If you're asking for a homework assignment, then I can't really help you, because the answer really depends on how your professor interprets the taxonomy. But if you're asking for your own edification, I can give you my view.
First, the distinctions between the four classes you list (particularly between 1, 3, and 4) are largely historic. There are still some very real differences of course, but we don't view the lines between them as sharply as we once did. This means, for example, that GAs can be real-valued instead of binary and might rely on mutation more than crossover. You can have an evolution strategy for the traveling salesman problem. Really the description in the book isn't terribly well suited for use as a taxonomy for this reason. I teach from this book, and I like it a lot, so that's not really a criticism. I don't think the authors intended for you to try and use it as a well-defined taxonomy either.
If we go with this idea as a rough taxonomy though, then in principle, we have an umbrella term: "Evolutionary Computation" or "Evolutionary Algorithms" that covers all four of the cases you list. In practice though, while if someone says "evolution strategy" or "genetic programming", it's because they intentionally want to highlight that that's what they're doing, people sometimes say "genetic algorithms" when they really mean "evolutionary algorithms". So that term is especially hard to interpret.
So we might be able to call DE a GA with that understanding and be OK, but it really depends on who's asking the question as to whether that's what they had in mind or not.
Looking at the problem another way though, it gets even fuzzier. Right now, you're reading someone else's taxonomy and trying to fit the pieces together. What if you take a step back and try to formally define what a genetic algorithm or evolutionary algorithm is yourself? You might come up with something like "an algorithm that maintains a population of one or more candidate solutions, usually generated randomly, and continually selects the better individuals from the population, produces new individuals from the old ones via some type of variation operators, and favors the better of these new individuals for insertion into the population".
It's hard to get much narrower than that without excluding some things we think are "obviously" evolutionary algorithms, but this definition is really very broad. Certainly things like differential evolution and particle swarm optimization meet this definition, but so does, for example, simulated annealing. You can even take a simple next-descent hill-climber and call it a (1+1)-ES.

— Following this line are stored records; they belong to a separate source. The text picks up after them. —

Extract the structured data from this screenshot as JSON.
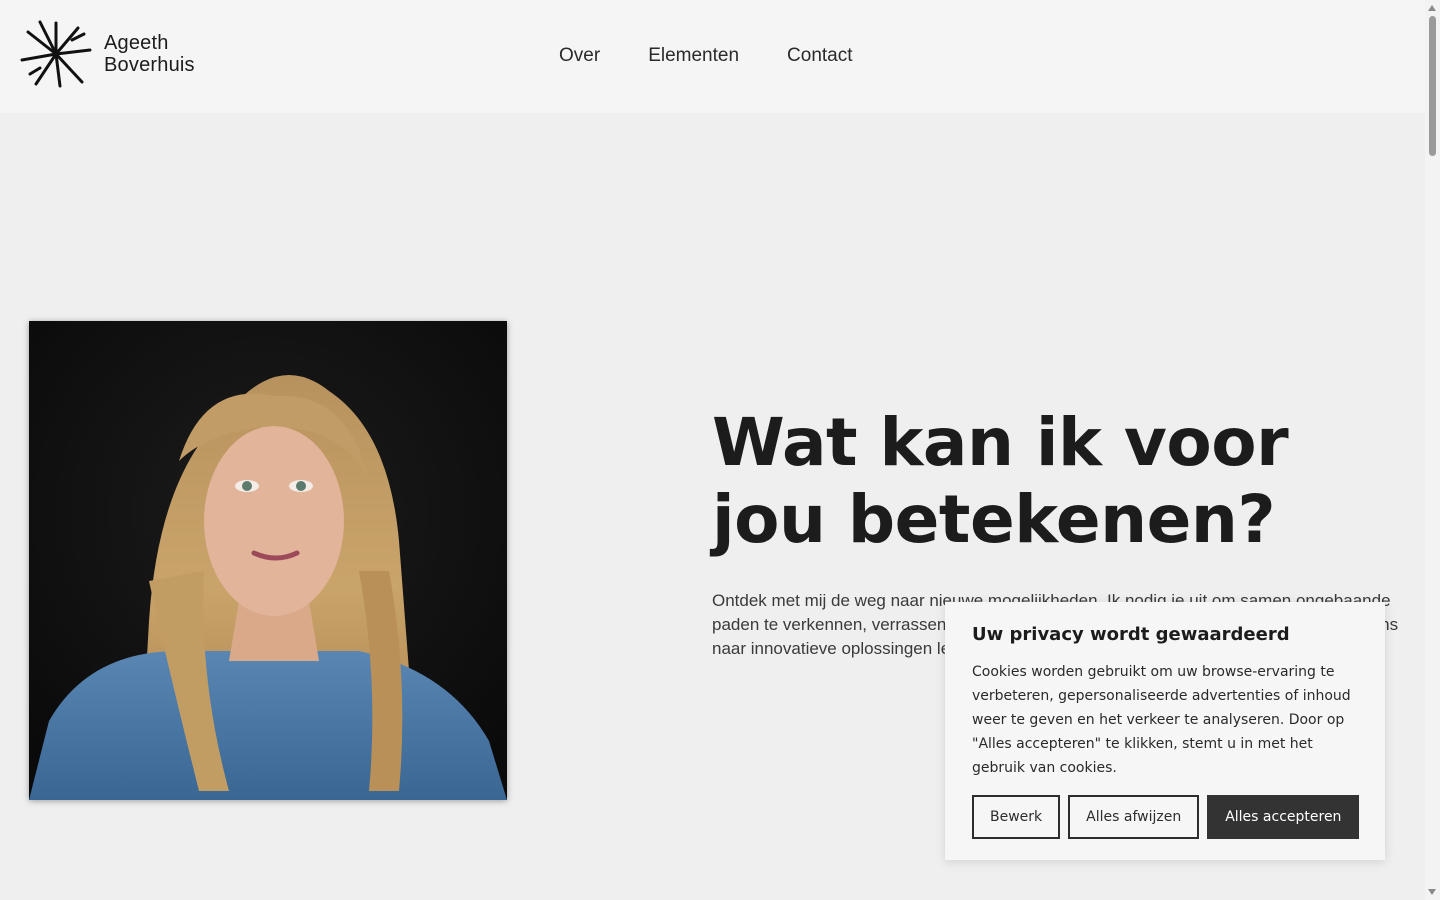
{
  "header": {
    "logo": {
      "line1": "Ageeth",
      "line2": "Boverhuis"
    },
    "nav": [
      {
        "label": "Over"
      },
      {
        "label": "Elementen"
      },
      {
        "label": "Contact"
      }
    ]
  },
  "hero": {
    "headline": "Wat kan ik voor jou betekenen?",
    "intro": "Ontdek met mij de weg naar nieuwe mogelijkheden. Ik nodig je uit om samen ongebaande paden te verkennen, verrassende inzichten te delen en perspectieven te ontdekken die ons naar innovatieve oplossingen leiden. Ik ga uitdagingen niet uit de weg, maar omarm ze."
  },
  "cookie_banner": {
    "title": "Uw privacy wordt gewaardeerd",
    "text": "Cookies worden gebruikt om uw browse-ervaring te verbeteren, gepersonaliseerde advertenties of inhoud weer te geven en het verkeer te analyseren. Door op \"Alles accepteren\" te klikken, stemt u in met het gebruik van cookies.",
    "buttons": {
      "customize": "Bewerk",
      "reject": "Alles afwijzen",
      "accept": "Alles accepteren"
    }
  },
  "colors": {
    "page_background": "#efefef",
    "header_background": "#f5f5f5",
    "text": "#1c1c1c",
    "accept_button": "#333333"
  }
}
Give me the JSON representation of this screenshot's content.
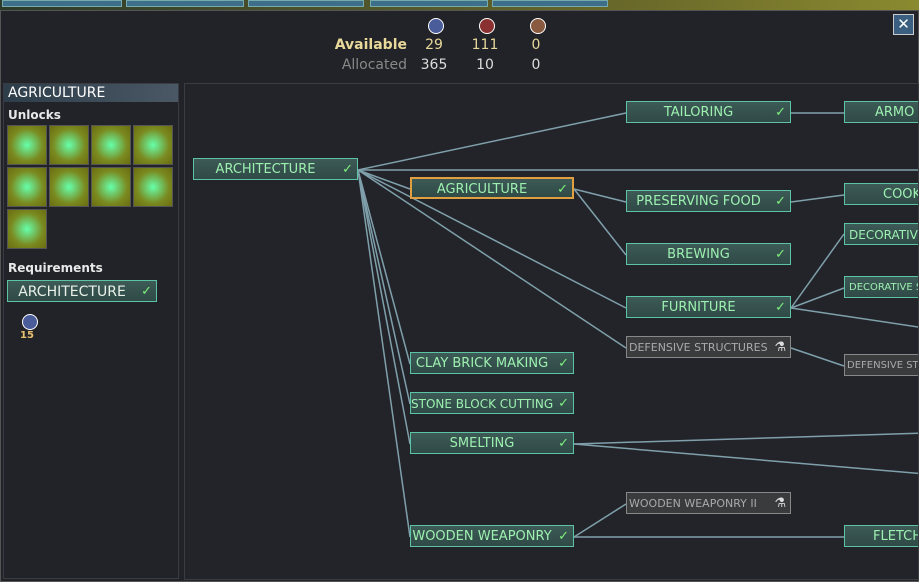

Personally then, my answer to your question is "sort of". If I write a paper that proposes a novel DE variant that looks super-awesome, I'd absolutely submit it to a journal like Evolutionary Computation. I know that my algorithm would be viewed as being appropriate for a venue that focused on genetic and evolutionary algorithms. But I probably wouldn't tell people that I used a "genetic algorithm" either, because that term doesn't feel precise enough to capture what it is that I want to express.
I'm not sure this is a particularly helpful answer, but I think it's probably a pretty common view among people in the field.